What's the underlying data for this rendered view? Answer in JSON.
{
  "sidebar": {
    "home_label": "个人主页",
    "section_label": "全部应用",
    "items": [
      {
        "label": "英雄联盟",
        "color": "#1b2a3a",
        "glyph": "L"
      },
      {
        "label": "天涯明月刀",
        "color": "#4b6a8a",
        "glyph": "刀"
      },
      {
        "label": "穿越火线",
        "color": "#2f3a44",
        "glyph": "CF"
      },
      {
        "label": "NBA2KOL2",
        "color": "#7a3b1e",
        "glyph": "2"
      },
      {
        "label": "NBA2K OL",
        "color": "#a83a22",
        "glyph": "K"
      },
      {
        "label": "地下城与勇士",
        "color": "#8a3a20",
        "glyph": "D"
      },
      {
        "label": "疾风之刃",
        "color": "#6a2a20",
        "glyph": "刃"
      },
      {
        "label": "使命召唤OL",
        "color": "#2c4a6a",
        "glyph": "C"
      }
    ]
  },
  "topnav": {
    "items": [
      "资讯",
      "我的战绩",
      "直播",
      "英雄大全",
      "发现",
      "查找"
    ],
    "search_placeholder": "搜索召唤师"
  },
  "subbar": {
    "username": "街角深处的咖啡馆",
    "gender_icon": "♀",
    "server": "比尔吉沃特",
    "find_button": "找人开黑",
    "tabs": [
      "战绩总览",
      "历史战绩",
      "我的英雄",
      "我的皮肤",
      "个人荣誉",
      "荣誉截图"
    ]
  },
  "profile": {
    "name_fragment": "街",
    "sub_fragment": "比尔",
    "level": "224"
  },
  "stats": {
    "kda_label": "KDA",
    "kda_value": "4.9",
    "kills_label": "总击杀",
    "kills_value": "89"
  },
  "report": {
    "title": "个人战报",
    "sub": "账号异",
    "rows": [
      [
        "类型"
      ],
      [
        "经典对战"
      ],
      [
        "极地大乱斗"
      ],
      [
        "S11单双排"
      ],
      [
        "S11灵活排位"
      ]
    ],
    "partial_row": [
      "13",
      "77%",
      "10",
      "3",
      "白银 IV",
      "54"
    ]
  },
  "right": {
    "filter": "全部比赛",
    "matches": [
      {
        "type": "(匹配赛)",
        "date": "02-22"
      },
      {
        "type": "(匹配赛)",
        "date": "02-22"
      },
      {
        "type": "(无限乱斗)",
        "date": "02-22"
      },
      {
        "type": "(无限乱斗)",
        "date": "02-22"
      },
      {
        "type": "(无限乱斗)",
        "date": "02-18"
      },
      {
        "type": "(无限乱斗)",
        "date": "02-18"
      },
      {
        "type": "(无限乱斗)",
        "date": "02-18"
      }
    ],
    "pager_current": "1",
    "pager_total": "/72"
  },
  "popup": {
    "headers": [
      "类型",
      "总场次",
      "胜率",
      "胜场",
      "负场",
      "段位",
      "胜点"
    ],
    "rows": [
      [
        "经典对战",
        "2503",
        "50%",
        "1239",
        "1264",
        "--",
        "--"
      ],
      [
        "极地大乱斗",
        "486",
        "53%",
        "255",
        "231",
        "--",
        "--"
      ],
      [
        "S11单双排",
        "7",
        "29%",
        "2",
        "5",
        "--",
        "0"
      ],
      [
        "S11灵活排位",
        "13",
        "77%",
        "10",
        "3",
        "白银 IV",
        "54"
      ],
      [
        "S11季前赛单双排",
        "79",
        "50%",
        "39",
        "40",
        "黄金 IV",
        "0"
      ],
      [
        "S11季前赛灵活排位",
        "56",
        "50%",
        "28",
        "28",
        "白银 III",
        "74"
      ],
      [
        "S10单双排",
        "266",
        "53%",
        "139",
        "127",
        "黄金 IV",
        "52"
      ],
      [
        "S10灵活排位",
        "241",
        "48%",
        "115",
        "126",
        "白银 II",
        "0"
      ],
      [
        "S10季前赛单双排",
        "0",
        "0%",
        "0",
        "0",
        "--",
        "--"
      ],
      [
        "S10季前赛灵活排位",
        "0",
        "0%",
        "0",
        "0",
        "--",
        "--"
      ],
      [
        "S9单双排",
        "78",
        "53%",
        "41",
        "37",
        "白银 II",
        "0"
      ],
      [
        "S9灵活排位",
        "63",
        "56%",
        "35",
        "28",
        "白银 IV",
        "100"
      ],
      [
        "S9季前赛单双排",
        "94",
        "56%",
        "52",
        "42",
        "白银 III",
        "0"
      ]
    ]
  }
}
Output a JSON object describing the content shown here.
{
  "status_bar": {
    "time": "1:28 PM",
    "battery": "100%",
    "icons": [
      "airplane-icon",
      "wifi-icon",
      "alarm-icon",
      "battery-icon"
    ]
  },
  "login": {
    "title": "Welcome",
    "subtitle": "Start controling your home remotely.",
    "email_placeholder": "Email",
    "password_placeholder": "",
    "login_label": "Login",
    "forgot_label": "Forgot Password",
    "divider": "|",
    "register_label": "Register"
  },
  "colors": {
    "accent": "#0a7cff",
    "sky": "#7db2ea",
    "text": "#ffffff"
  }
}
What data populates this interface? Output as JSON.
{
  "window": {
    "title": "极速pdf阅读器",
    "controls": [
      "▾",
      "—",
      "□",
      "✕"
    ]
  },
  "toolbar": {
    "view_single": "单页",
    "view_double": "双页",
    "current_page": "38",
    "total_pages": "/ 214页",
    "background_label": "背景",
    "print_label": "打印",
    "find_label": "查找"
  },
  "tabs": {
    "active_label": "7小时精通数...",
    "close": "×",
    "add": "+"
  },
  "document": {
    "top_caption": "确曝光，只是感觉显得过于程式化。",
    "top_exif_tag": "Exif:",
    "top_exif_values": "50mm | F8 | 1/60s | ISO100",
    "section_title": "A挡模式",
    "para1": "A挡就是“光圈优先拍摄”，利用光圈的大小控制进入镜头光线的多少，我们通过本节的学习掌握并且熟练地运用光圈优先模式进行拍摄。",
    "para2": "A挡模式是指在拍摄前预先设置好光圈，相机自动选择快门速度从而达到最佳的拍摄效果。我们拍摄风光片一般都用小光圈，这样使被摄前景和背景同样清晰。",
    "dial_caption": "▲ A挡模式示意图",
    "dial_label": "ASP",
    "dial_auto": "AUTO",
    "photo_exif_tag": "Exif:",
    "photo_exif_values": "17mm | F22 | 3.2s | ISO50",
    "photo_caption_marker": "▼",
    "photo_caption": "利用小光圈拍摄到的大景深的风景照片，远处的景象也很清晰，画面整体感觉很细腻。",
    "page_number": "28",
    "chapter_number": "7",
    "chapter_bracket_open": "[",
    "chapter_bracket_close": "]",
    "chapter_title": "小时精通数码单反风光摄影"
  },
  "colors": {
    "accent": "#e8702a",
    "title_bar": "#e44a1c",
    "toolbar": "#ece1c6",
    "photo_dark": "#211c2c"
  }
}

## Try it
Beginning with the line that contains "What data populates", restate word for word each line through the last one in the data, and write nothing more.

## Response box
What data populates this interface? Output as JSON.
{
  "window": {
    "title": "极速pdf阅读器",
    "controls": [
      "▾",
      "—",
      "□",
      "✕"
    ]
  },
  "toolbar": {
    "view_single": "单页",
    "view_double": "双页",
    "current_page": "38",
    "total_pages": "/ 214页",
    "background_label": "背景",
    "print_label": "打印",
    "find_label": "查找"
  },
  "tabs": {
    "active_label": "7小时精通数...",
    "close": "×",
    "add": "+"
  },
  "document": {
    "top_caption": "确曝光，只是感觉显得过于程式化。",
    "top_exif_tag": "Exif:",
    "top_exif_values": "50mm | F8 | 1/60s | ISO100",
    "section_title": "A挡模式",
    "para1": "A挡就是“光圈优先拍摄”，利用光圈的大小控制进入镜头光线的多少，我们通过本节的学习掌握并且熟练地运用光圈优先模式进行拍摄。",
    "para2": "A挡模式是指在拍摄前预先设置好光圈，相机自动选择快门速度从而达到最佳的拍摄效果。我们拍摄风光片一般都用小光圈，这样使被摄前景和背景同样清晰。",
    "dial_caption": "▲ A挡模式示意图",
    "dial_label": "ASP",
    "dial_auto": "AUTO",
    "photo_exif_tag": "Exif:",
    "photo_exif_values": "17mm | F22 | 3.2s | ISO50",
    "photo_caption_marker": "▼",
    "photo_caption": "利用小光圈拍摄到的大景深的风景照片，远处的景象也很清晰，画面整体感觉很细腻。",
    "page_number": "28",
    "chapter_number": "7",
    "chapter_bracket_open": "[",
    "chapter_bracket_close": "]",
    "chapter_title": "小时精通数码单反风光摄影"
  },
  "colors": {
    "accent": "#e8702a",
    "title_bar": "#e44a1c",
    "toolbar": "#ece1c6",
    "photo_dark": "#211c2c"
  }
}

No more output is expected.